In 1964, Warhol chose her to be one of his Screen Tests and included her in his film The 13 Most Beautiful Women. By then, Wilson, Gruen, and their daughter, Julia Gruen, were living on East 10th Street, across from Tompkins Square Park, which led her to create atmospheric cityscapes of the park and surrounding neighborhood. She also painted the area around Water Mill, New York, on the East End of Long Island, where she and her husband purchased an old shingled carriage house in 1960.
By the late 1960s, Wilson was focusing on still lifes set in her apartment and studio, including a group of behind-the-scenes paintings of worktables and artist materials. She exhibited with Graham Gallery, and later with Fischbach Gallery. She moved to the Upper West Side in 1968 and lived there for the rest of her life.
Wilson returned to landscapes in the early 1980s, and began creating the distinctive works for which she is best known today. Her radiant paintings of the past three decades evoke the rhythms of the natural world, marked by constantly changing dynamics of everyday events of the sky.
In 1999, she joined DC Moore Gallery, where she had seven solo exhibitions. Reviewing one of them in 2009, Roberta Smith wrote in The New York Times that, “DC Moore is showing Jane Wilson’s latest luminous landscapes, which may be her best. They relegate land or water to a low-lying narrow strip to let light and clouds work their magic. The real subject here is color, which may make Ms. Wilson a postabstract Color Field painter.”
In her 2009 book on the artist, Elisabeth Sussman, Curator at the Whitney Museum of American Art, wrote,
What I find so remarkable about confronting Jane Wilson’s paintings in the twenty-first century is how elegiac they look and how they simultaneously recall the poetic sensibilities of mid-century, when the syntax was kept simple, when everyday renditions of land and sky or ordinary life could be once benevolent and metaphysical – simple situations redolent of the vagaries and complexities of the day-to-day. The paintings are at the same time a “non-space,” an atmosphere in which we are lost, without perspective. The spectator is an observer, a navigator; the destination is drifting, like the clouds, and changing.

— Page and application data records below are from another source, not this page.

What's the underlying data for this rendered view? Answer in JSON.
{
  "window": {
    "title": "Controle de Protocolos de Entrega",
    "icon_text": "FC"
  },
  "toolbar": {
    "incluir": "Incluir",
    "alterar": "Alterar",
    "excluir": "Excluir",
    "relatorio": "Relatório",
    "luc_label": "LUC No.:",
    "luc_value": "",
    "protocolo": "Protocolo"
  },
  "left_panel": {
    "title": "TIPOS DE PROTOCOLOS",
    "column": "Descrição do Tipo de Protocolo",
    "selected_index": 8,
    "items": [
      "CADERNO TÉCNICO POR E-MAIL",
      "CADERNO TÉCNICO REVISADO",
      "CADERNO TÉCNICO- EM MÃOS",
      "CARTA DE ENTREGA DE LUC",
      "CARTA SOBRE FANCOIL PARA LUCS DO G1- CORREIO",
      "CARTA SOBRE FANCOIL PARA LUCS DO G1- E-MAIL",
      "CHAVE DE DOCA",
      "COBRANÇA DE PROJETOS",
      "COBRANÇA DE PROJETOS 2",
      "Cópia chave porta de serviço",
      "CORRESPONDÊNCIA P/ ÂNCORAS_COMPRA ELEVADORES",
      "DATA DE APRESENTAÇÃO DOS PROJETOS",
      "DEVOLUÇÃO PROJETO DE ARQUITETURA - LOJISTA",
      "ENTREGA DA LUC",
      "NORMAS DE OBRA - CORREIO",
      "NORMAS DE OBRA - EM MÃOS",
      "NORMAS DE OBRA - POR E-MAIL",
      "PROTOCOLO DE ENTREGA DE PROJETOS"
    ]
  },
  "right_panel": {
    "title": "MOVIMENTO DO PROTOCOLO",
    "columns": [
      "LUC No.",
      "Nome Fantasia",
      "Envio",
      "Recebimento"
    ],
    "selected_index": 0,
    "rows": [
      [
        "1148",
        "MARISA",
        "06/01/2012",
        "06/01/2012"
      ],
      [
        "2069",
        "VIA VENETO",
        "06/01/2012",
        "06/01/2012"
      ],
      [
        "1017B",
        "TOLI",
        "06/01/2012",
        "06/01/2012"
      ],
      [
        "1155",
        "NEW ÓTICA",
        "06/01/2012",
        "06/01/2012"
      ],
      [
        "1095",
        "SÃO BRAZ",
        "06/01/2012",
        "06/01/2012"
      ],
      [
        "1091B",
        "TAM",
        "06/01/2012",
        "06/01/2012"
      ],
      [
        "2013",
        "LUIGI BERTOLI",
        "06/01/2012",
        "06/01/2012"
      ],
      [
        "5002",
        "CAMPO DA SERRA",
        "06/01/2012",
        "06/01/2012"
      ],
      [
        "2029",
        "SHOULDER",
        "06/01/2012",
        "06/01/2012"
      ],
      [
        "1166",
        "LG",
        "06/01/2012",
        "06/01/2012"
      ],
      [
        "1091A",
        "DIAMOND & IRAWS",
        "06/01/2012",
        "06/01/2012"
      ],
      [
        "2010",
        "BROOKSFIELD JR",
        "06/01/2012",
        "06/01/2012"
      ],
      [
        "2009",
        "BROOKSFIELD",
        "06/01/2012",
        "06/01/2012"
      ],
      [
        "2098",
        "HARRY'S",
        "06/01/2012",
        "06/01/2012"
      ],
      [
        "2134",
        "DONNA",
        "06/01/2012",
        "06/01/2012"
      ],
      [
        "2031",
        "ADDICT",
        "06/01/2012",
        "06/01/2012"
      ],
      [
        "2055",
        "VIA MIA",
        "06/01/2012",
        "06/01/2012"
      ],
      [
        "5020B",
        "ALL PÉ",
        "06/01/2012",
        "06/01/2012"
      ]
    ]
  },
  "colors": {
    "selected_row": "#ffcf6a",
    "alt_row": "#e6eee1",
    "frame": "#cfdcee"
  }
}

Wilson received numerous awards and honors during her lifetime, from organizations such as the Louis Comfort Tiffany Foundation, Ingram Merrill Foundation, American Academy of Arts and Letters, National Academy of Design, and Guild Hall Museum. She was a visiting professor at colleges and universities across the country, including Parsons School of Design from 1973-83, and thirteen years at Columbia University School of Art, where she was Acting Chair from 1986-88. She was also a visiting artist and served on the Board of Governors of Skowhegan School of Painting and Sculpture, Maine from 1981-1990. Her paintings are in many museum collections, including those of the Museum of Modern Art, Metropolitan Museum of Art, Whitney Museum of American Art, Hirshhorn Museum and Sculpture Garden, Art Institute of Chicago, and San Francisco Museum of Modern Art.
Jane Wilson is survived by her husband of sixty-seven years, the photographer and writer John Gruen, and their daughter, Julia Gruen, executive director of the Keith Haring Foundation.